» **Directions for this task**
From the data below, copy each line that includes the word "your".

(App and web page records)
Start of Block

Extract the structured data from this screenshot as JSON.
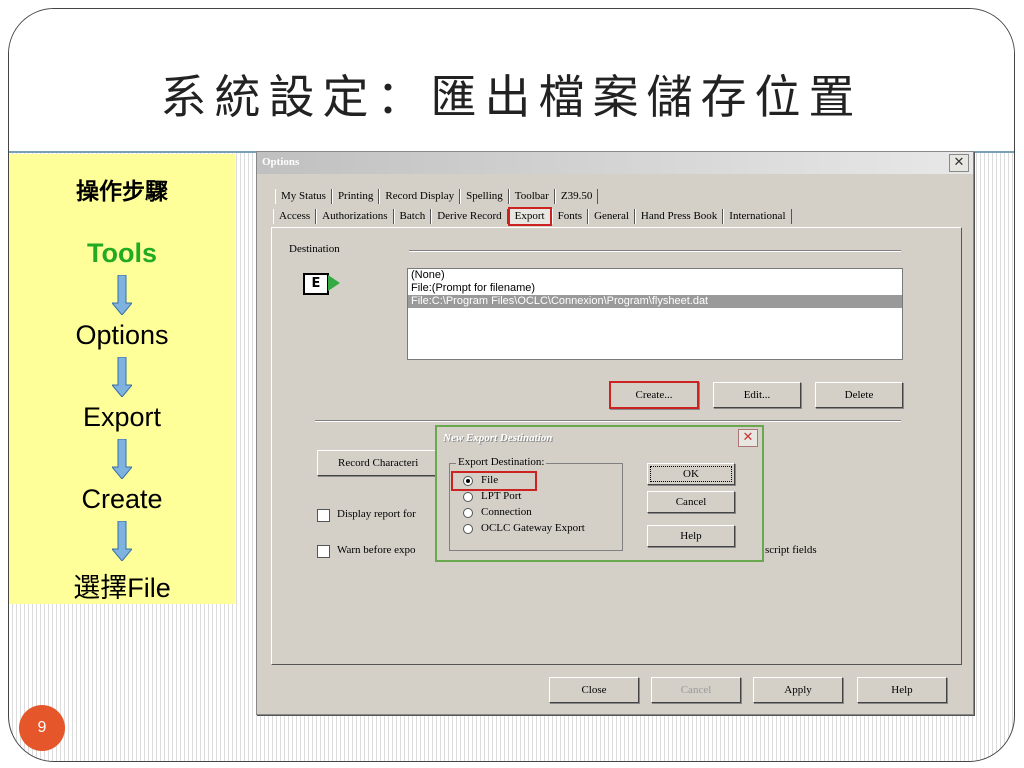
{
  "slide": {
    "title": "系統設定：匯出檔案儲存位置",
    "page_number": "9"
  },
  "steps": {
    "heading": "操作步驟",
    "items": [
      "Tools",
      "Options",
      "Export",
      "Create",
      "選擇File"
    ],
    "highlight_color": "#22aa22",
    "arrow_color": "#7eb3e0"
  },
  "options_dialog": {
    "title": "Options",
    "tabs_row1": [
      "My Status",
      "Printing",
      "Record Display",
      "Spelling",
      "Toolbar",
      "Z39.50"
    ],
    "tabs_row2": [
      "Access",
      "Authorizations",
      "Batch",
      "Derive Record",
      "Export",
      "Fonts",
      "General",
      "Hand Press Book",
      "International"
    ],
    "active_tab": "Export",
    "destination_label": "Destination",
    "destinations": [
      "(None)",
      "File:(Prompt for filename)",
      "File:C:\\Program Files\\OCLC\\Connexion\\Program\\flysheet.dat"
    ],
    "selected_destination": 2,
    "create_button": "Create...",
    "edit_button": "Edit...",
    "delete_button": "Delete",
    "record_characteristics_button": "Record Characteri",
    "display_report_label": "Display report for",
    "warn_label": "Warn before expo",
    "script_fields_label": "script fields",
    "close_button": "Close",
    "cancel_button": "Cancel",
    "apply_button": "Apply",
    "help_button": "Help"
  },
  "new_export_dialog": {
    "title": "New Export Destination",
    "group_label": "Export Destination:",
    "options": [
      "File",
      "LPT Port",
      "Connection",
      "OCLC Gateway Export"
    ],
    "selected_option": 0,
    "ok_button": "OK",
    "cancel_button": "Cancel",
    "help_button": "Help"
  },
  "colors": {
    "highlight_box": "#cc2222",
    "step_panel": "#ffff99",
    "page_badge": "#e5562a"
  }
}
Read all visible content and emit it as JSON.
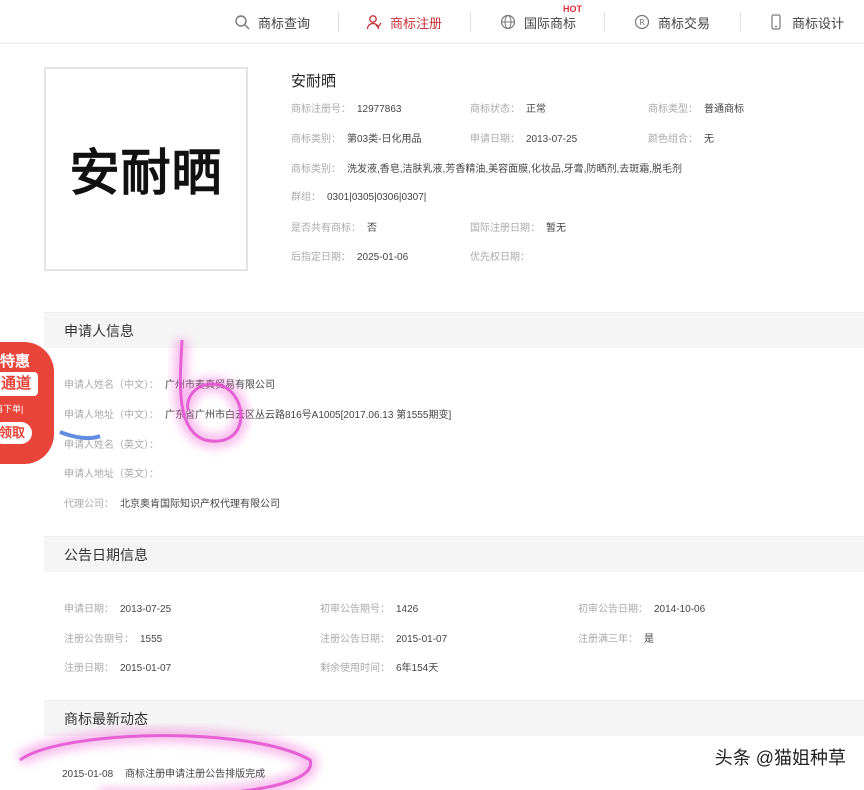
{
  "nav": {
    "items": [
      {
        "label": "商标查询",
        "icon": "search-icon"
      },
      {
        "label": "商标注册",
        "icon": "user-icon"
      },
      {
        "label": "国际商标",
        "icon": "globe-icon",
        "badge": "HOT"
      },
      {
        "label": "商标交易",
        "icon": "r-circle-icon"
      },
      {
        "label": "商标设计",
        "icon": "phone-icon"
      }
    ],
    "active_color": "#c8323a"
  },
  "mark": {
    "logo_text": "安耐晒",
    "name": "安耐晒",
    "fields": {
      "reg_no_label": "商标注册号：",
      "reg_no": "12977863",
      "status_label": "商标状态：",
      "status": "正常",
      "type_label": "商标类型：",
      "type": "普通商标",
      "class_label": "商标类别：",
      "class": "第03类-日化用品",
      "apply_date_label": "申请日期：",
      "apply_date": "2013-07-25",
      "color_label": "颜色组合：",
      "color": "无",
      "goods_label": "商标类别：",
      "goods": "洗发液,香皂,洁肤乳液,芳香精油,美容面膜,化妆品,牙膏,防晒剂,去斑霜,脱毛剂",
      "group_label": "群组：",
      "group": "0301|0305|0306|0307|",
      "shared_label": "是否共有商标：",
      "shared": "否",
      "intl_date_label": "国际注册日期：",
      "intl_date": "暂无",
      "later_date_label": "后指定日期：",
      "later_date": "2025-01-06",
      "priority_label": "优先权日期：",
      "priority": ""
    }
  },
  "applicant": {
    "title": "申请人信息",
    "name_cn_label": "申请人姓名（中文）：",
    "name_cn": "广州市麦真贸易有限公司",
    "addr_cn_label": "申请人地址（中文）：",
    "addr_cn": "广东省广州市白云区丛云路816号A1005[2017.06.13 第1555期变]",
    "name_en_label": "申请人姓名（英文）：",
    "name_en": "",
    "addr_en_label": "申请人地址（英文）：",
    "addr_en": "",
    "agent_label": "代理公司：",
    "agent": "北京奥肯国际知识产权代理有限公司"
  },
  "announce": {
    "title": "公告日期信息",
    "apply_date_label": "申请日期：",
    "apply_date": "2013-07-25",
    "prelim_no_label": "初审公告期号：",
    "prelim_no": "1426",
    "prelim_date_label": "初审公告日期：",
    "prelim_date": "2014-10-06",
    "reg_no_label": "注册公告期号：",
    "reg_no": "1555",
    "reg_date_label": "注册公告日期：",
    "reg_date": "2015-01-07",
    "three_years_label": "注册满三年：",
    "three_years": "是",
    "reg_day_label": "注册日期：",
    "reg_day": "2015-01-07",
    "remain_label": "剩余使用时间：",
    "remain": "6年154天"
  },
  "news": {
    "title": "商标最新动态",
    "items": [
      {
        "date": "2015-01-08",
        "text": "商标注册申请注册公告排版完成"
      }
    ]
  },
  "promo": {
    "line1": "特惠",
    "line2": "通道",
    "line3": "再下单|",
    "line4": "领取"
  },
  "watermark": "头条 @猫姐种草"
}
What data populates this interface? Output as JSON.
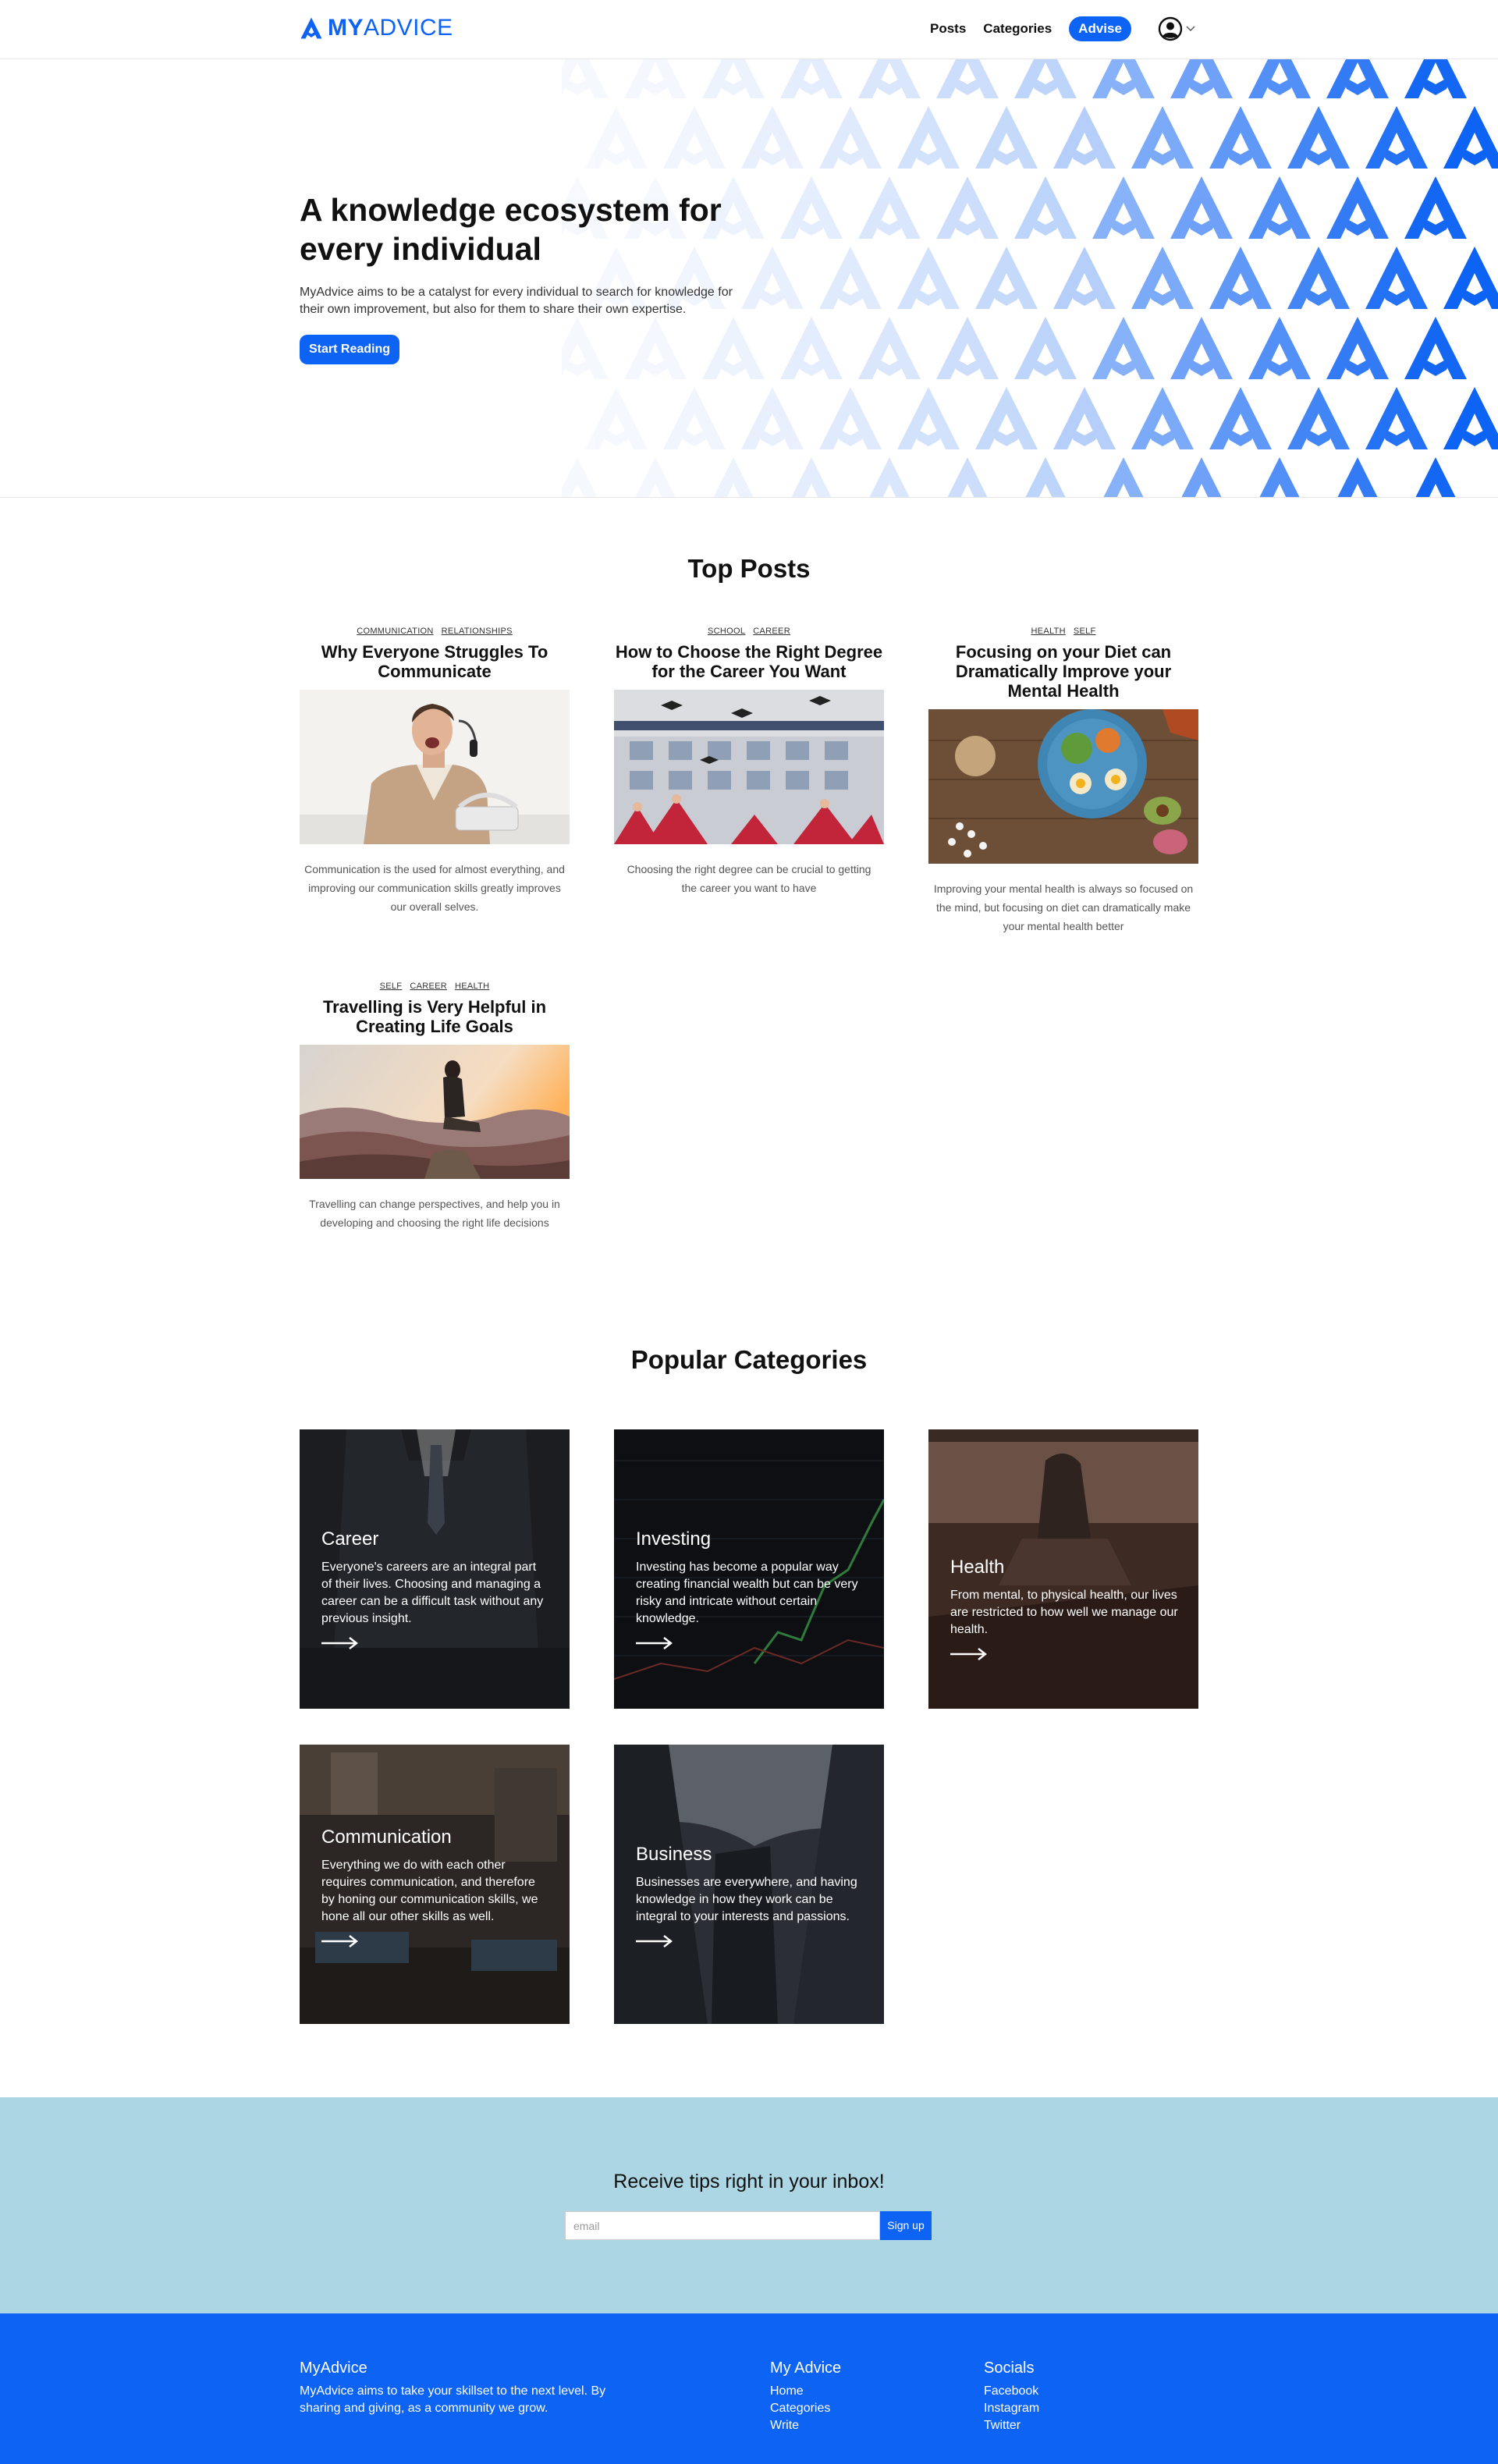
{
  "nav": {
    "logo": {
      "part1": "MY",
      "part2": "ADVICE"
    },
    "links": [
      "Posts",
      "Categories"
    ],
    "advise_label": "Advise",
    "user_icon": "user-circle-icon"
  },
  "hero": {
    "title": "A knowledge ecosystem for every individual",
    "subtitle": "MyAdvice aims to be a catalyst for every individual to search for knowledge for their own improvement, but also for them to share their own expertise.",
    "cta": "Start Reading"
  },
  "top_posts": {
    "heading": "Top Posts",
    "posts": [
      {
        "tags": [
          "COMMUNICATION",
          "RELATIONSHIPS"
        ],
        "title": "Why Everyone Struggles To Communicate",
        "description": "Communication is the used for almost everything, and improving our communication skills greatly improves our overall selves."
      },
      {
        "tags": [
          "SCHOOL",
          "CAREER"
        ],
        "title": "How to Choose the Right Degree for the Career You Want",
        "description": "Choosing the right degree can be crucial to getting the career you want to have"
      },
      {
        "tags": [
          "HEALTH",
          "SELF"
        ],
        "title": "Focusing on your Diet can Dramatically Improve your Mental Health",
        "description": "Improving your mental health is always so focused on the mind, but focusing on diet can dramatically make your mental health better"
      },
      {
        "tags": [
          "SELF",
          "CAREER",
          "HEALTH"
        ],
        "title": "Travelling is Very Helpful in Creating Life Goals",
        "description": "Travelling can change perspectives, and help you in developing and choosing the right life decisions"
      }
    ]
  },
  "popular_categories": {
    "heading": "Popular Categories",
    "items": [
      {
        "title": "Career",
        "description": "Everyone's careers are an integral part of their lives. Choosing and managing a career can be a difficult task without any previous insight."
      },
      {
        "title": "Investing",
        "description": "Investing has become a popular way creating financial wealth but can be very risky and intricate without certain knowledge."
      },
      {
        "title": "Health",
        "description": "From mental, to physical health, our lives are restricted to how well we manage our health."
      },
      {
        "title": "Communication",
        "description": "Everything we do with each other requires communication, and therefore by honing our communication skills, we hone all our other skills as well."
      },
      {
        "title": "Business",
        "description": "Businesses are everywhere, and having knowledge in how they work can be integral to your interests and passions."
      }
    ]
  },
  "newsletter": {
    "title": "Receive tips right in your inbox!",
    "placeholder": "email",
    "button": "Sign up"
  },
  "footer": {
    "brand": {
      "heading": "MyAdvice",
      "text": "MyAdvice aims to take your skillset to the next level. By sharing and giving, as a community we grow."
    },
    "my_advice": {
      "heading": "My Advice",
      "links": [
        "Home",
        "Categories",
        "Write"
      ]
    },
    "socials": {
      "heading": "Socials",
      "links": [
        "Facebook",
        "Instagram",
        "Twitter"
      ]
    }
  },
  "colors": {
    "brand_blue": "#0d63f3",
    "newsletter_bg": "#acd6e4",
    "footer_bg": "#0d63f3"
  }
}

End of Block

» **Expected answer**
        "title": "Focusing on your Diet can Dramatically Improve your Mental Health",
        "description": "Improving your mental health is always so focused on the mind, but focusing on diet can dramatically make your mental health better"
        "description": "Businesses are everywhere, and having knowledge in how they work can be integral to your interests and passions."
    "title": "Receive tips right in your inbox!",
      "text": "MyAdvice aims to take your skillset to the next level. By sharing and giving, as a community we grow."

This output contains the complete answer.